(54)Sternglass had done some calculations and was cited in Esquire in a article entitled "The Death of All Babies." His estimate was that 400,000 children would be hurt with genetic disease as a result of the weapons program. For a discussion of that article and AEC's response, see "The Nuclear-Armed Antiballistic Missile Controversy" in the Gofman transcript (ibid.).

(55)Tamplin worked with Gofman in the Biomedical Department of Lawrence Livermore Laboratory, where he gathered international literature on the effects of nuclear fallout on animals and humans. He wrote a response to Sternglass's findings, arguing that Sternglass's projections were a thousandfold high.

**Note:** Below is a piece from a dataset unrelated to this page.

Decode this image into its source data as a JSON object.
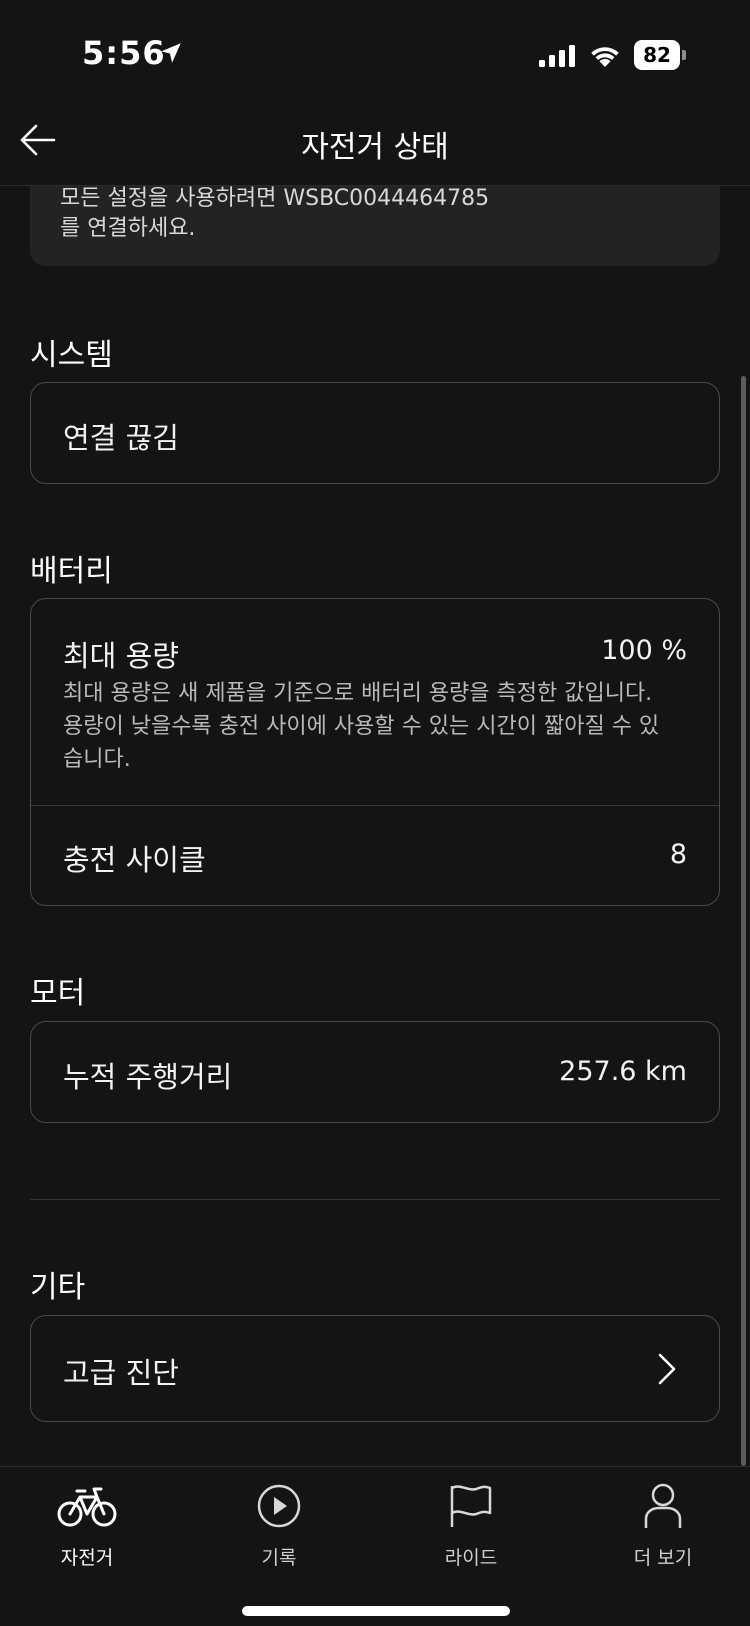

Tamplin's close work with Gofman and involvement with the human radiation research community are discussed throughout the Gofman transcript (ibid.).

(56)In the mid-1960s, a contract was awarded to Dr. Thomas Mancuso and his colleagues at the University of Pittsburgh for studies at Hanford, Oak Ridge National Laboratory, and the Y-12 Plant and K-25 gaseous diffusion plant at Oak Ridge, to analyze radiation exposures and health outcomes in the nuclear weapons workforce. However, when preliminary (and controversial) reports from the Mancuso team suggested that the occupational risk of cancer was significantly higher than then-current beliefs, the Mancuso contract was abruptly canceled. Epidemiologic research was transferred and confined to the agency's own Laboratories (thus raising the real possibility of conflict of interest) and divided among them, rather than conducted as an integrated effort. Source: U.S. Department of Energy, Office of Energy Research, Epidemiologic Task Force, DOE Epidemiologic Research Program, Selected Bibliography (DOE/ER-0437), January 1990.

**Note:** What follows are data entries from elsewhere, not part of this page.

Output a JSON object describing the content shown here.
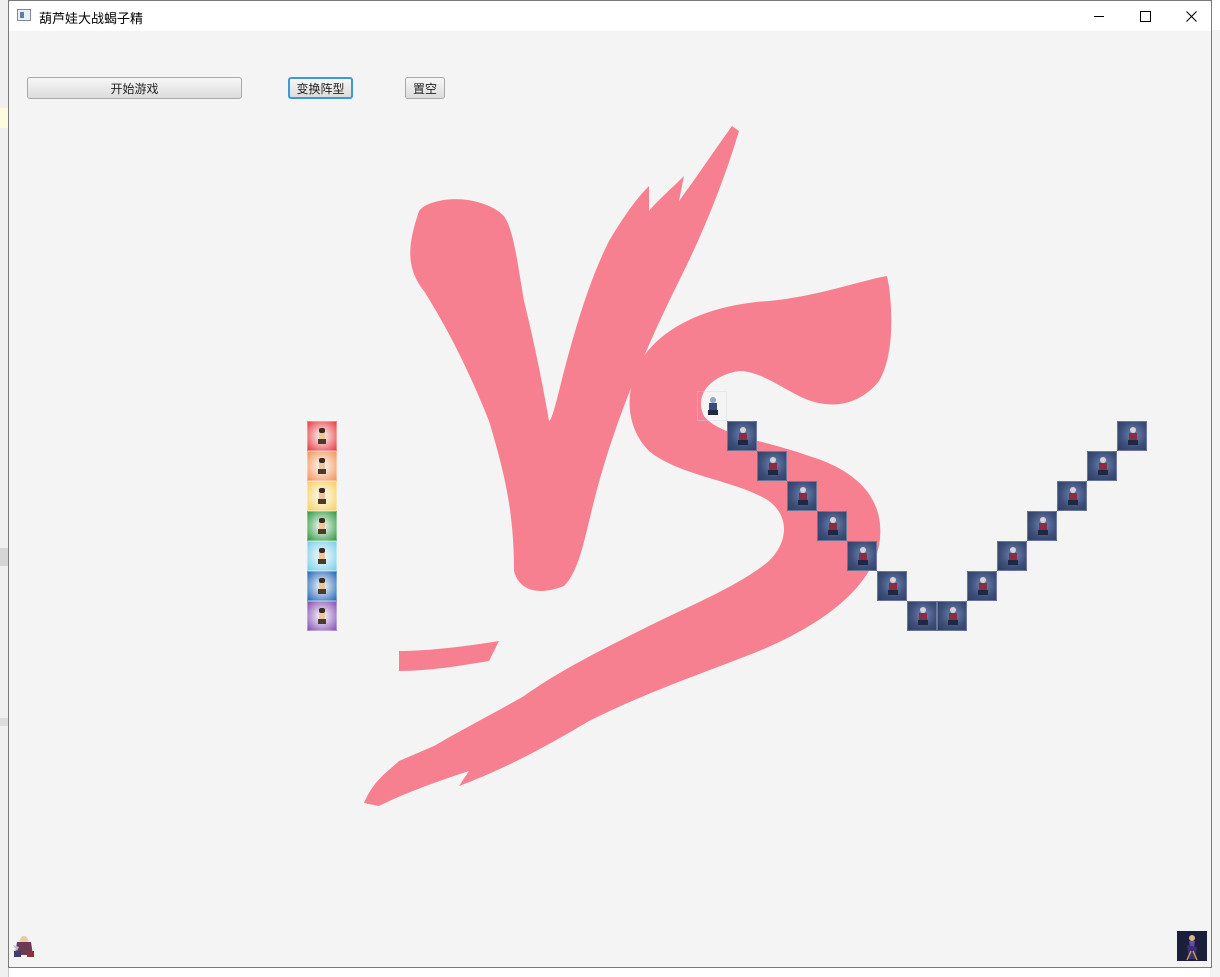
{
  "window": {
    "title": "葫芦娃大战蝎子精"
  },
  "controls": {
    "start_label": "开始游戏",
    "formation_label": "变换阵型",
    "clear_label": "置空"
  },
  "icons": {
    "app": "app-window-icon",
    "minimize": "minimize-icon",
    "maximize": "maximize-icon",
    "close": "close-icon",
    "logo": "vs-logo"
  },
  "colors": {
    "vs_logo": "#f6808f",
    "window_bg": "#f4f4f4",
    "focus_ring": "#3c9ad6"
  },
  "board": {
    "gourd_brothers": [
      {
        "color": "#e8464b"
      },
      {
        "color": "#f29a62"
      },
      {
        "color": "#f7d166"
      },
      {
        "color": "#3c9d4b"
      },
      {
        "color": "#7fd0e8"
      },
      {
        "color": "#2f6fb8"
      },
      {
        "color": "#8a58b8"
      }
    ],
    "scorpion_formation": "V-shape",
    "scorpion_minion_count": 14
  }
}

(57)In 1956 and 1958, Alice Stewart had written articles claiming that a dose as small as half a rad to a rad received by children in utero would raise by more than 50 percent the risk of cancer in the first 10 years of life. She and John Gofman later became professional friends. For a discussion of their friendship, see "The Low-Dosage Harm Controversy" in the Gofman transcript (DOE/EH-0457), June 1995.

(58)Office of Health and Environmental Research of DOE

(59)Totter headed the AEC's Division of Biology and Medicine in 1969, when the Sternglass findings were published in Esquire. See "The Nuclear-Armed Antiballistic Missile Controversy" and "Testifying Before Congress on Radiation Effects" in the Gofman transcript.

(60)General Electric became the prime contractor in charge of running Hanford for the AEC in 1946; Bair began work at Hanford in 1956.

(61)a colloquial term commonly used to refer to the Hanford Site